Jüst cannot gain even a simple pleasure from listening to music he created in the past. He says it physically pains him, and we see it bring him to the point of tears. As he slowly descends into a pit of isolation we see Simon trying to put the social program together for employees who don't really want to have a part of it. But it doesn't end at the workplace for Simon. Klotz gives us so many chances to peek into the life of the company psychologist who attends raves and drinks and dances the night away and has a girlfriend that could beautifully sing to him if only he'd stop and listen and quit trying to bed her instead. The music that permeates the film -- from classical to latin flavored to house and then simple soundtrack filler -- can be heard by any viewer as touching in some way. One of the film's secondary ideas, the one that got to me, was watching this character in the midst of it all, unable to join in the song of life because he is trapped in his own isolation. His heart won't thump to the vibrant sounds around him. It's sad that there can be such beauty around us every day, and many times we just let it go by, barely noticed, the art we can't connect with because we're so revved up in consuming it.
Then again, maybe I just liked that theme because I spent seventeen years in music that took me all over the globe, and I haven't touched an instrument in months.
The film is on our Top 100 at A&F, probably more for the political and spiritual text I mentioned, and there's been some great writing done on it already. We've been discussing the film Here (and some of us Here), and I highly recommend my friend Michael Leary's review Here, and my friend Darren Hughes's very visual review Here.
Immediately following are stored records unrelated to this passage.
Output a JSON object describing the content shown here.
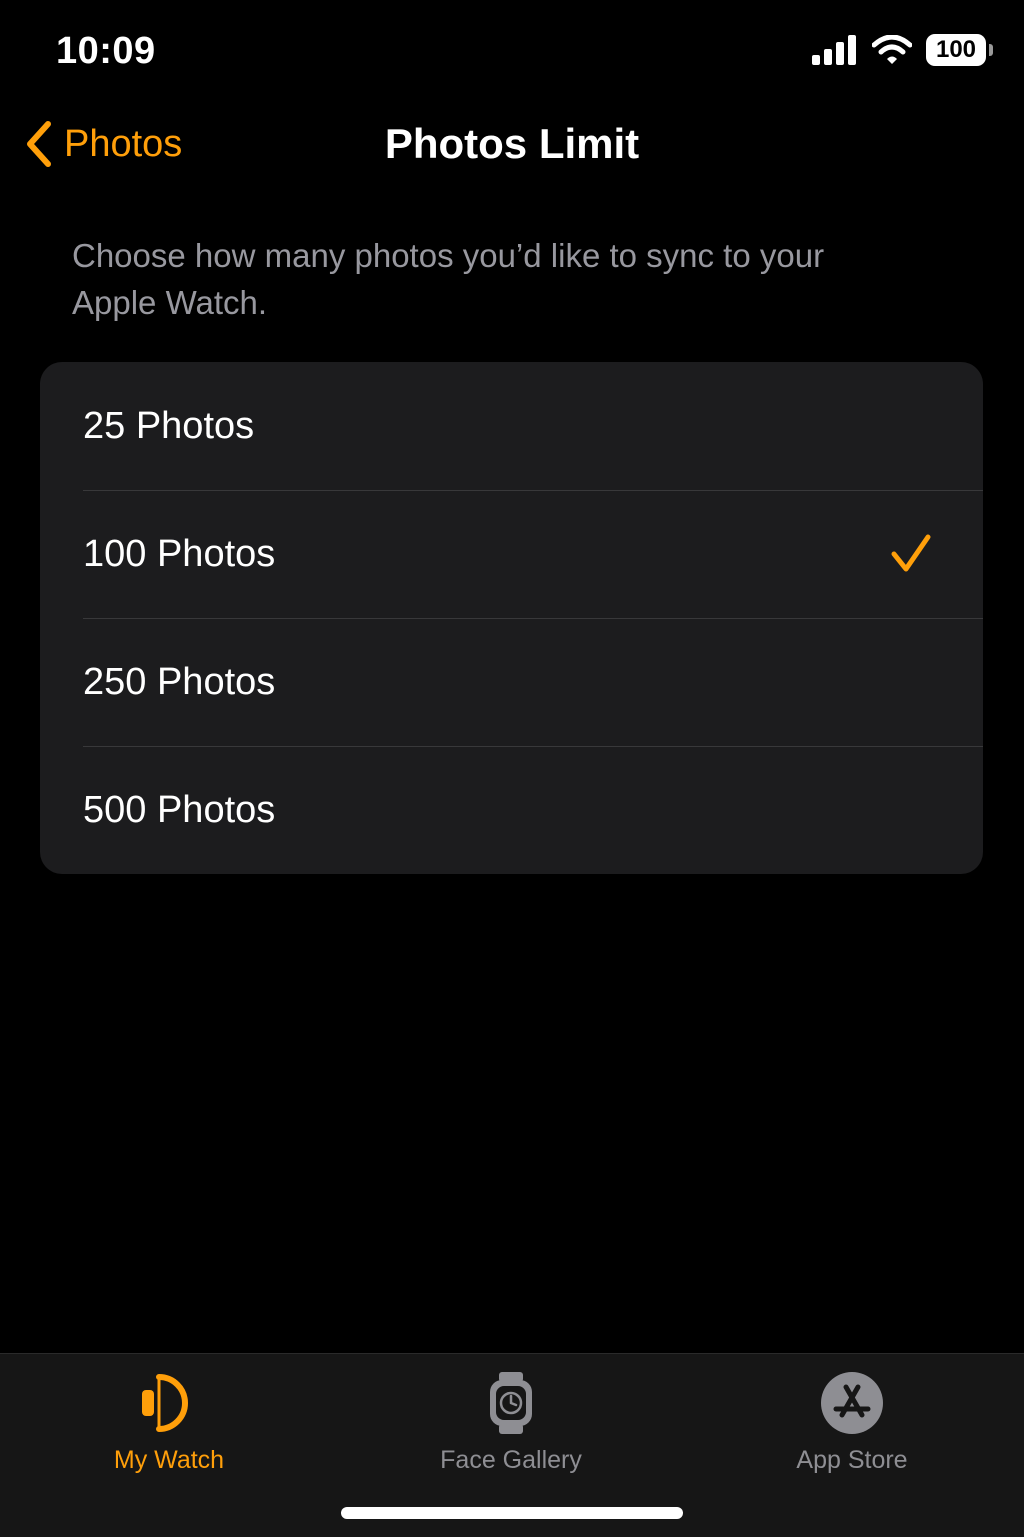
{
  "status_bar": {
    "time": "10:09",
    "battery_level": "100"
  },
  "nav": {
    "back_label": "Photos",
    "title": "Photos Limit"
  },
  "description": "Choose how many photos you’d like to sync to your Apple Watch.",
  "options": [
    {
      "label": "25 Photos",
      "selected": false
    },
    {
      "label": "100 Photos",
      "selected": true
    },
    {
      "label": "250 Photos",
      "selected": false
    },
    {
      "label": "500 Photos",
      "selected": false
    }
  ],
  "tabs": [
    {
      "label": "My Watch",
      "icon": "watch-icon",
      "active": true
    },
    {
      "label": "Face Gallery",
      "icon": "face-gallery-icon",
      "active": false
    },
    {
      "label": "App Store",
      "icon": "app-store-icon",
      "active": false
    }
  ],
  "colors": {
    "accent": "#ff9f0a",
    "background": "#000000",
    "group_background": "#1c1c1e",
    "secondary_text": "#98989f"
  }
}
It's always a joy to read any of these guys. When they get their thoughts down to words it is a stirring, emotive experience.